## Exercise data
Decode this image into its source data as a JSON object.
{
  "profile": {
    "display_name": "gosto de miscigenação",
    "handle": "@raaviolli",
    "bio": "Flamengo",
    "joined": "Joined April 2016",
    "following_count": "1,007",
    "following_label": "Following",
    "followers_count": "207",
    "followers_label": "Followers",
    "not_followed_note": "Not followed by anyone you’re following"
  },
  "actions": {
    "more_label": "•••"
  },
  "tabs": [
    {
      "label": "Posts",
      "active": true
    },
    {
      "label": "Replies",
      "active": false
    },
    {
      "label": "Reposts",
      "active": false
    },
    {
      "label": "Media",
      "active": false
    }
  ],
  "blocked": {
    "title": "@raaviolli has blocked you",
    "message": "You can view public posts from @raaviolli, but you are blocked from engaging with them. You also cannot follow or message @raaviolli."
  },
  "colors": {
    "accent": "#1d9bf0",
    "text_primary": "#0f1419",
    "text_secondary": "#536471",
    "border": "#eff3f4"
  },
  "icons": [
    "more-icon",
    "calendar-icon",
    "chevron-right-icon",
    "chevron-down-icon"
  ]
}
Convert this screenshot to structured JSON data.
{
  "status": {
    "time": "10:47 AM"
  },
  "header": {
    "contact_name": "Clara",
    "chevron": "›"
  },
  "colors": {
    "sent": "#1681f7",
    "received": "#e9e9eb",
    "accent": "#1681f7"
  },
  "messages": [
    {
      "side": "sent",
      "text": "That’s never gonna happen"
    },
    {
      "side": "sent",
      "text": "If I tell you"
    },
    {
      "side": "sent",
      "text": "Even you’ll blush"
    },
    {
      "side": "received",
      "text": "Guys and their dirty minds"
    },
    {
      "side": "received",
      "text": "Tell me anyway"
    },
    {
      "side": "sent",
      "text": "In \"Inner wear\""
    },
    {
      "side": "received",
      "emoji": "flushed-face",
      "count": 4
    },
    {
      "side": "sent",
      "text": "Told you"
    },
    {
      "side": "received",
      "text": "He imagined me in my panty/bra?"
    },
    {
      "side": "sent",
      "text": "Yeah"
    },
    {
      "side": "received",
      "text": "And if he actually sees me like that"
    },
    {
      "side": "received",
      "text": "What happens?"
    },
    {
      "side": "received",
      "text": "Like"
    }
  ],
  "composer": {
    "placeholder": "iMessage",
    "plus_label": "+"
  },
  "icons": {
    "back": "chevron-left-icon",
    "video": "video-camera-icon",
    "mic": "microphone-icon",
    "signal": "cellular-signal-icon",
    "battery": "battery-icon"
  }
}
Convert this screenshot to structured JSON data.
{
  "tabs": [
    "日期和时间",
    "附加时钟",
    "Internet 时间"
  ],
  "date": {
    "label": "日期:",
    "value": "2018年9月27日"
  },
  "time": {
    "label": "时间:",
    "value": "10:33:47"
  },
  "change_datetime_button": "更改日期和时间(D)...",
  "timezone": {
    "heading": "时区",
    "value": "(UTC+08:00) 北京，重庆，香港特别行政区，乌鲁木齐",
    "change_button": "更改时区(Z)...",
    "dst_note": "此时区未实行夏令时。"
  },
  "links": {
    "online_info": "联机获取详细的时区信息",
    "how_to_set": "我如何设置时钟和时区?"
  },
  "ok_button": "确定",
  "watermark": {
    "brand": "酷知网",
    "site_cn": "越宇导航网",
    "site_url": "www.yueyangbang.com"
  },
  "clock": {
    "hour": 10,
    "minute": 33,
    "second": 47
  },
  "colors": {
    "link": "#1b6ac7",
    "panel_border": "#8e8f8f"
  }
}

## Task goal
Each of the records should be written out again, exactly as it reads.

## Answer section
Decode this image into its source data as a JSON object.
{
  "profile": {
    "display_name": "gosto de miscigenação",
    "handle": "@raaviolli",
    "bio": "Flamengo",
    "joined": "Joined April 2016",
    "following_count": "1,007",
    "following_label": "Following",
    "followers_count": "207",
    "followers_label": "Followers",
    "not_followed_note": "Not followed by anyone you’re following"
  },
  "actions": {
    "more_label": "•••"
  },
  "tabs": [
    {
      "label": "Posts",
      "active": true
    },
    {
      "label": "Replies",
      "active": false
    },
    {
      "label": "Reposts",
      "active": false
    },
    {
      "label": "Media",
      "active": false
    }
  ],
  "blocked": {
    "title": "@raaviolli has blocked you",
    "message": "You can view public posts from @raaviolli, but you are blocked from engaging with them. You also cannot follow or message @raaviolli."
  },
  "colors": {
    "accent": "#1d9bf0",
    "text_primary": "#0f1419",
    "text_secondary": "#536471",
    "border": "#eff3f4"
  },
  "icons": [
    "more-icon",
    "calendar-icon",
    "chevron-right-icon",
    "chevron-down-icon"
  ]
}
Convert this screenshot to structured JSON data.
{
  "status": {
    "time": "10:47 AM"
  },
  "header": {
    "contact_name": "Clara",
    "chevron": "›"
  },
  "colors": {
    "sent": "#1681f7",
    "received": "#e9e9eb",
    "accent": "#1681f7"
  },
  "messages": [
    {
      "side": "sent",
      "text": "That’s never gonna happen"
    },
    {
      "side": "sent",
      "text": "If I tell you"
    },
    {
      "side": "sent",
      "text": "Even you’ll blush"
    },
    {
      "side": "received",
      "text": "Guys and their dirty minds"
    },
    {
      "side": "received",
      "text": "Tell me anyway"
    },
    {
      "side": "sent",
      "text": "In \"Inner wear\""
    },
    {
      "side": "received",
      "emoji": "flushed-face",
      "count": 4
    },
    {
      "side": "sent",
      "text": "Told you"
    },
    {
      "side": "received",
      "text": "He imagined me in my panty/bra?"
    },
    {
      "side": "sent",
      "text": "Yeah"
    },
    {
      "side": "received",
      "text": "And if he actually sees me like that"
    },
    {
      "side": "received",
      "text": "What happens?"
    },
    {
      "side": "received",
      "text": "Like"
    }
  ],
  "composer": {
    "placeholder": "iMessage",
    "plus_label": "+"
  },
  "icons": {
    "back": "chevron-left-icon",
    "video": "video-camera-icon",
    "mic": "microphone-icon",
    "signal": "cellular-signal-icon",
    "battery": "battery-icon"
  }
}
Convert this screenshot to structured JSON data.
{
  "tabs": [
    "日期和时间",
    "附加时钟",
    "Internet 时间"
  ],
  "date": {
    "label": "日期:",
    "value": "2018年9月27日"
  },
  "time": {
    "label": "时间:",
    "value": "10:33:47"
  },
  "change_datetime_button": "更改日期和时间(D)...",
  "timezone": {
    "heading": "时区",
    "value": "(UTC+08:00) 北京，重庆，香港特别行政区，乌鲁木齐",
    "change_button": "更改时区(Z)...",
    "dst_note": "此时区未实行夏令时。"
  },
  "links": {
    "online_info": "联机获取详细的时区信息",
    "how_to_set": "我如何设置时钟和时区?"
  },
  "ok_button": "确定",
  "watermark": {
    "brand": "酷知网",
    "site_cn": "越宇导航网",
    "site_url": "www.yueyangbang.com"
  },
  "clock": {
    "hour": 10,
    "minute": 33,
    "second": 47
  },
  "colors": {
    "link": "#1b6ac7",
    "panel_border": "#8e8f8f"
  }
}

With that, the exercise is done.